The effect on my voice is exciting.  My students noticed it right away.  Every day gets better and I am itching to post something, but I am being patient and allowing the voice to heal totally. It is in fact getting quite easy to sing, but I perceive it is not yet beautiful enough for my taste.

My abstinence from wheat (gluten) and dairy is producing more than vocal benefits (I perceive gluten to be the main issue, but avoiding dairy seems prudent as well).  I used to have razor bumps and altogether chronic dry skin.  That is no longer the case.  My students both in Europe and New York notice a visible difference in my general appearance.  I have also noticed the disappearance of other toxins.

I wrote in an early post on the main blog (can't seem to find it at the moment) at the beginning of my blogging, some three years ago, that great technique begins with great health.  I believe this more than ever.  To be able to wake up in the morning and know that I could sing if I had to is very encouraging.  I am beginning to truly feel the level of my technical achievements now that my folds are no longer so swollen and thickened with mucous on a daily basis.  The awful part is that I had been suffering from this for so long that I did not recognize it as so awful.  I kept assuming there was something else.  Indeed my chronically swollen folds is what gave the impression I was a bass-baritone.
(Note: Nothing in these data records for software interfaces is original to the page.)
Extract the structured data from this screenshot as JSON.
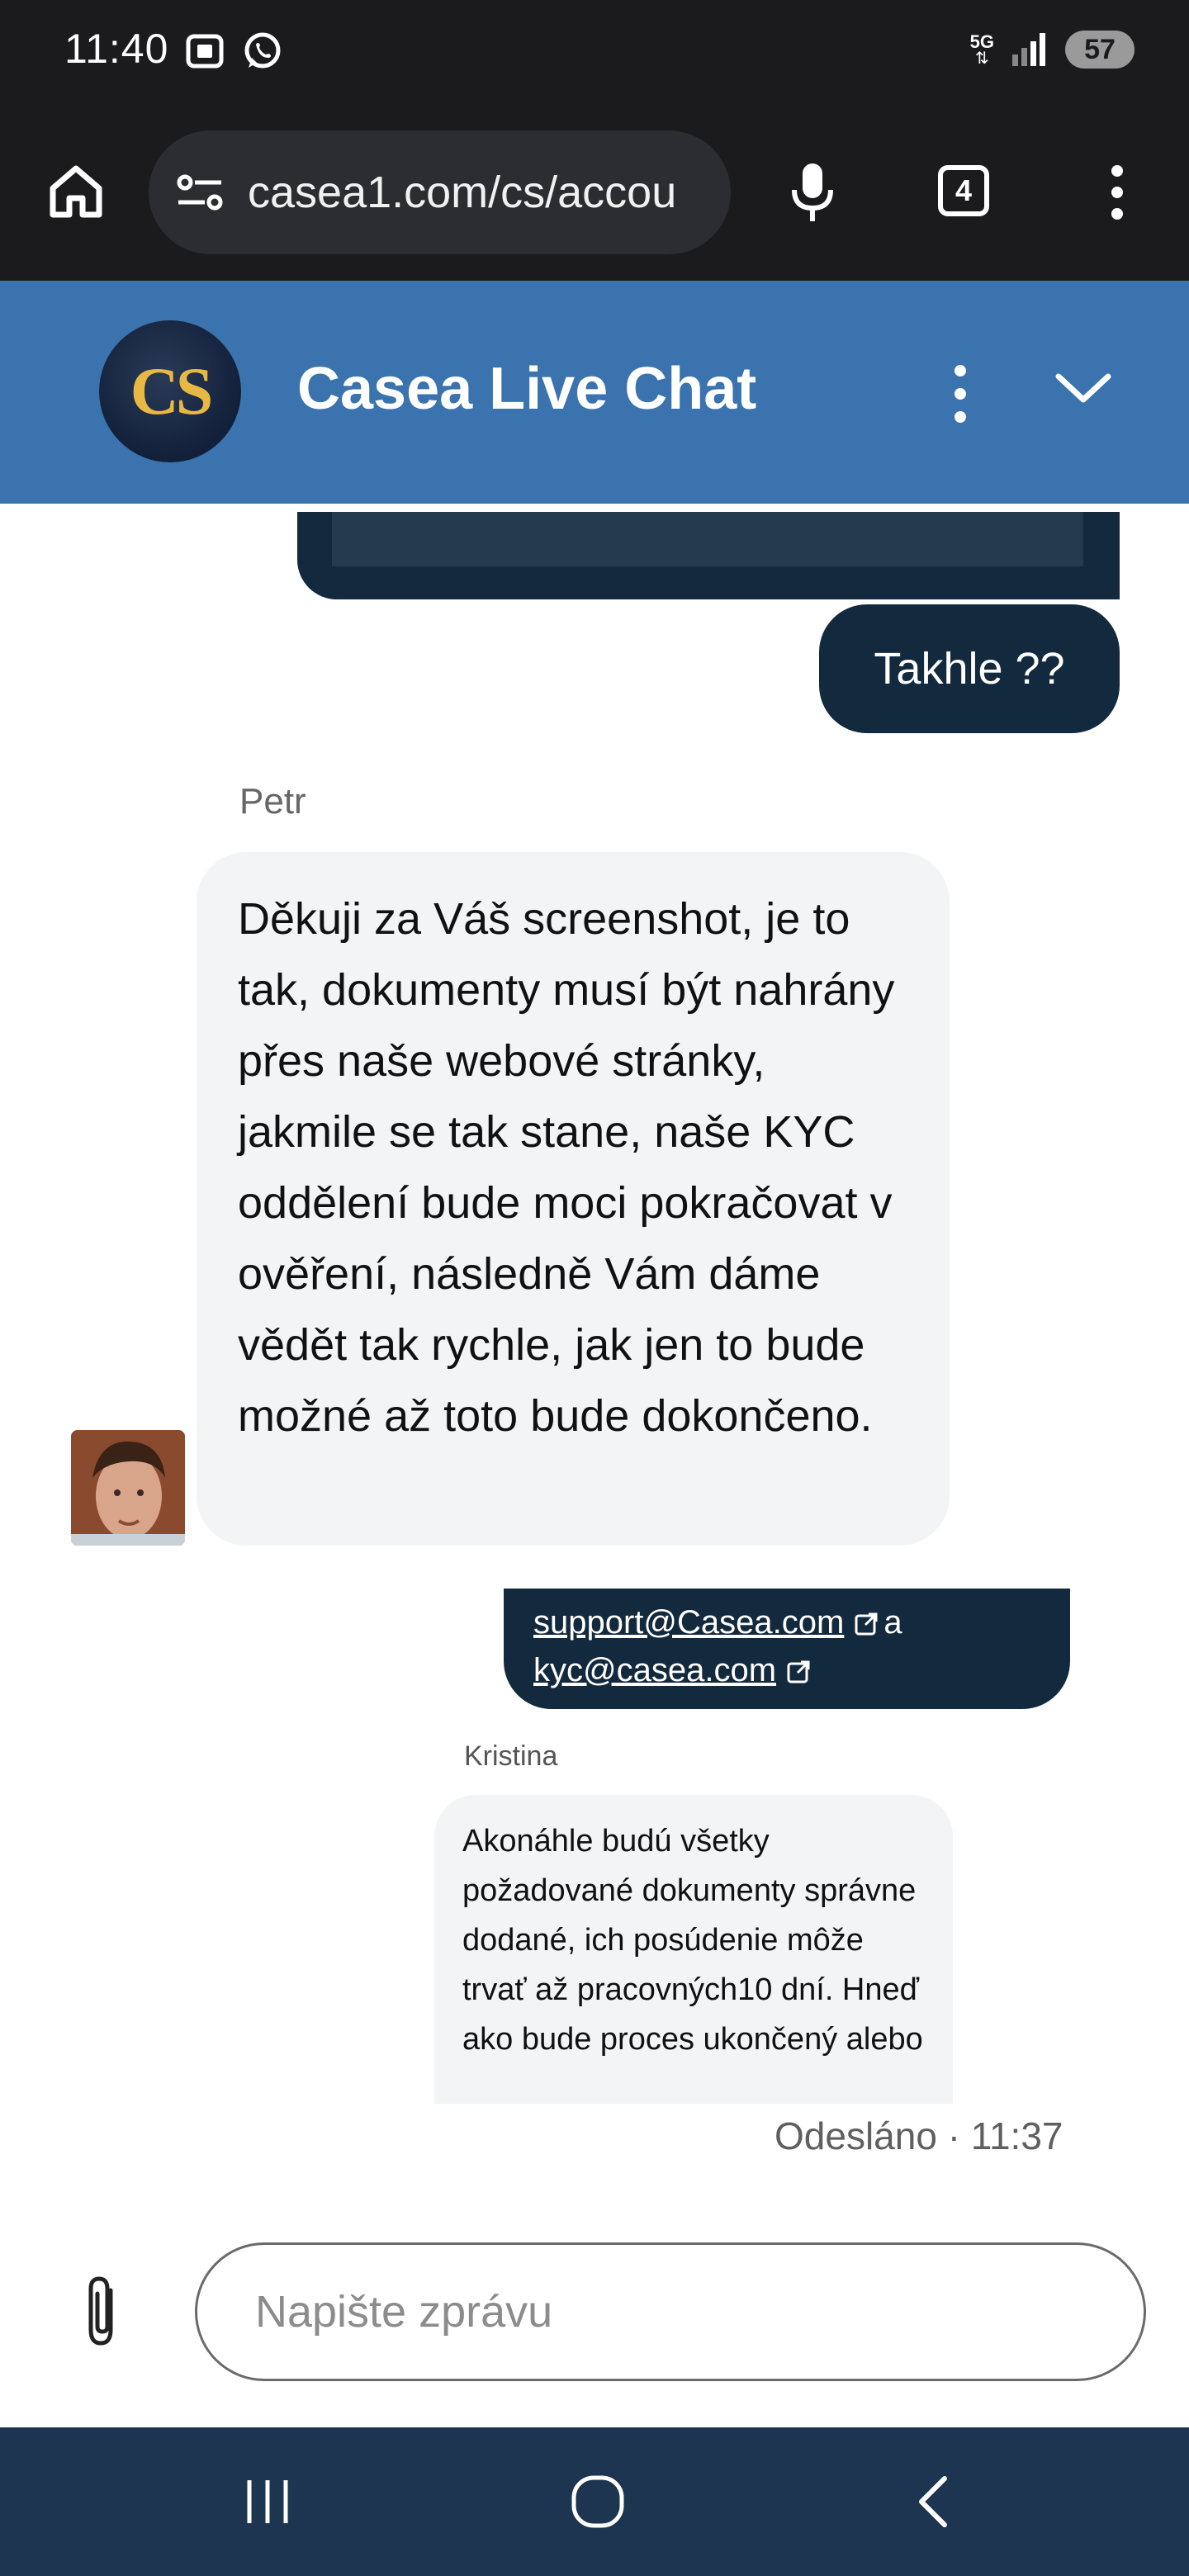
{
  "status_bar": {
    "time": "11:40",
    "network": "5G",
    "battery": "57"
  },
  "browser": {
    "url": "casea1.com/cs/accou",
    "tab_count": "4"
  },
  "chat": {
    "title": "Casea Live Chat",
    "logo_text": "CS",
    "messages": [
      {
        "text": "Takhle ??"
      },
      {
        "sender": "Petr",
        "text": "Děkuji za Váš screenshot, je to tak, dokumenty musí být nahrány přes naše webové stránky, jakmile se tak stane, naše KYC oddělení bude moci pokračovat v ověření, následně Vám dáme vědět tak rychle, jak jen to bude možné až toto bude dokončeno."
      },
      {
        "link1": "support@Casea.com",
        "conjunction": "a",
        "link2": "kyc@casea.com"
      },
      {
        "sender": "Kristina",
        "text": "Akonáhle budú všetky požadované dokumenty správne dodané, ich posúdenie môže trvať až pracovných10 dní. Hneď ako bude proces ukončený alebo"
      }
    ],
    "sent_status": "Odesláno · 11:37"
  },
  "input": {
    "placeholder": "Napište zprávu"
  },
  "colors": {
    "header": "#3a73ae",
    "user_bubble": "#13293d",
    "agent_bubble": "#f3f4f6",
    "navbar": "#1d3550"
  }
}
I anticipate it will require more than two weeks for the effects of a lifetime of gluten poisoning to be completely eradicated.  I hope it will not be a lifetime.  It is also fun to demonstrate for my tenors especially in a way that gives them further confidence in what we are working on.

More to come!  I beg your patience with the clips! I have recorded one today that I felt wanted to post, but I do not want to give any disclaimers.  I want to put something out, preferably with piano accompaniment that is in performance mode.
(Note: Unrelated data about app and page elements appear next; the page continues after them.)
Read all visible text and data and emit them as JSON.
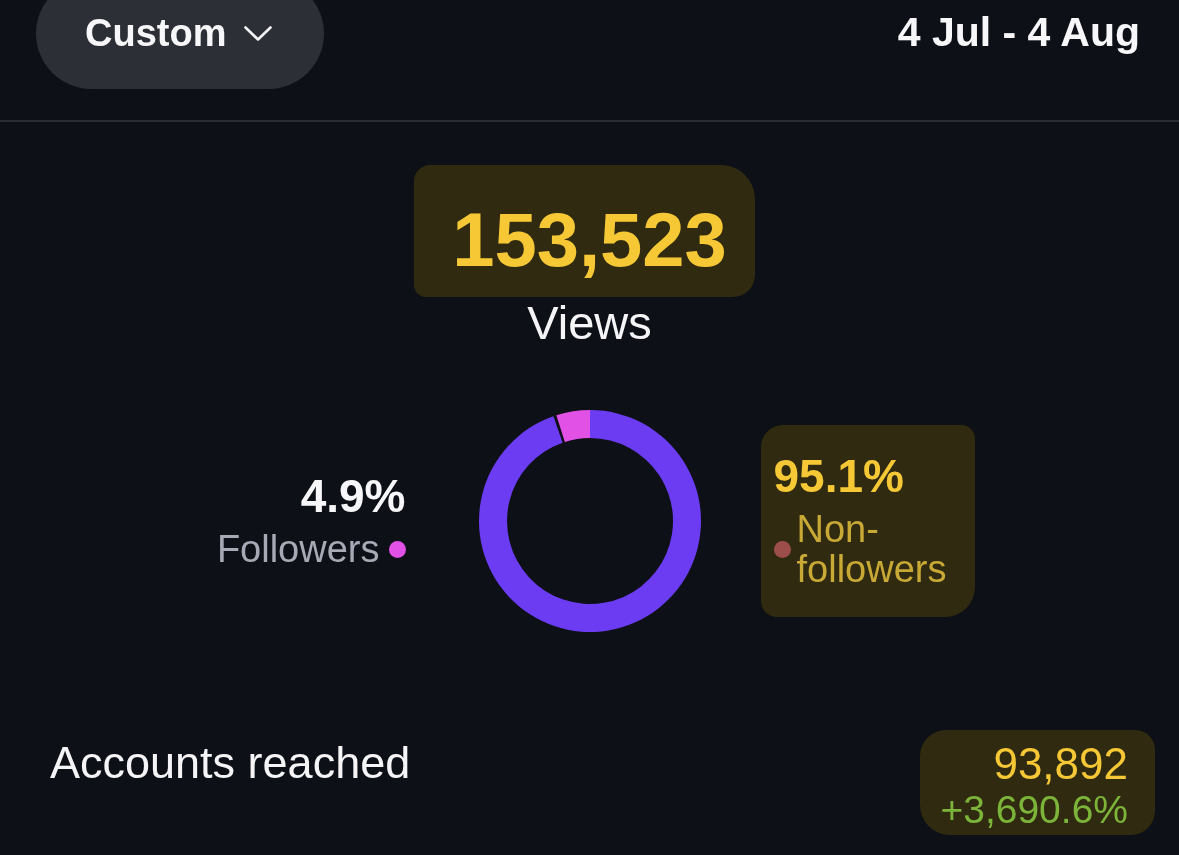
{
  "header": {
    "range_button": {
      "label": "Custom"
    },
    "date_range": "4 Jul - 4 Aug"
  },
  "views": {
    "value": "153,523",
    "label": "Views",
    "highlighted": true
  },
  "audience": {
    "chart_data": {
      "type": "donut",
      "categories": [
        "Followers",
        "Non-followers"
      ],
      "values": [
        4.9,
        95.1
      ],
      "colors": [
        "#e251e6",
        "#6b3cf1"
      ]
    },
    "legend": [
      {
        "share": "4.9%",
        "color": "#e251e6",
        "highlighted": false
      },
      {
        "share": "95.1%",
        "color": "#9e4e4a",
        "highlighted": true
      }
    ]
  },
  "accounts_reached": {
    "label": "Accounts reached",
    "value": "93,892",
    "change": "+3,690.6%",
    "highlighted": true
  }
}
© 06/14/2011

Wednesday, June 8, 2011

Kashu-do (歌手道): Detox Day 6: Diet 7 June 2011

Yesterday was an unplanned change.  I rushed to the Airport in Gothenburg and bought a salad there before my flight back to Berlin.  When I opened the salad (thinking it was green), there was a piece of salmon.  I thought it might have been a sign that I should try fish and see how I react.  Since I had felt significant changes in my body and felt my voice leaning out over the past 5 days, I figured I would go with it.  There were also potatoes in the salad.
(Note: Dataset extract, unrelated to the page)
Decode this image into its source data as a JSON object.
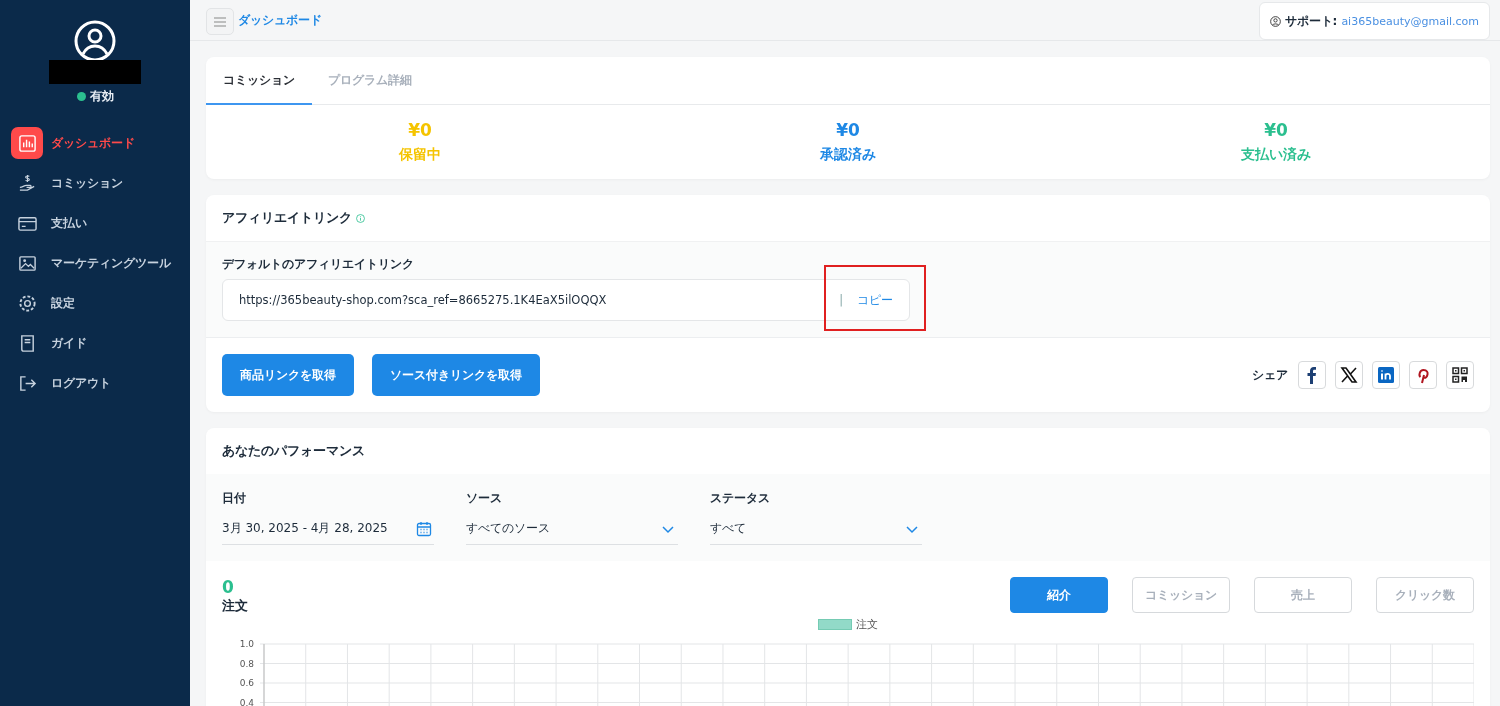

In the flight, I had a stomachache.  I have not felt a stomachache in quite a long time.  That my stomach had become sensitive again, I thought, was a sign that I had detoxed quite a bit over the 5 days. I thought that the stomach ache was either a result of suddenly eating fish after a strict vegetarian diet, or that it was the combination of the protein and carbohydrates (the potatoes).  Several diets recommend not having carbs and proteins together because it takes longer to digest.  Nevertheless, I proceeded to verify whether I had a sensitivity to fish.  So for dinner I had sashimi with seaweeds. No rice (avoiding the carbs).  I did not have a stomachache after dinner, but when I woke up this morning, I did not feel as light as I have been feeling lately.  I sense the digestion of the fish was certainly longer, and I did not feel as hungry as I had been feeling the last few days when I wake up (which I like).

I will go back to excluding fish from my diet for a while longer.  My original goal was to stay strictly vegetarian for a month.  So I am back on that track.

Also my voice had been showing verifiable signs of improvement.  I sang a little yesterday and felt as if I was a couple of days away from something extraordinary.  I tend to be dry after flying, so I did drink a lot of water yesterday.  But today upon waking up, although my voice was not raspy in the morning, like it often had been before this diet, it felt a little lower than previous days.  There are many factors here, including flying and lack of sleep.  So I will not judge the fish to harshly yet.  Still, better safe than sorry at this point.

Back to rice and beans and I will find chlorella when I get to NY in a couple of days.

© 06/08/2011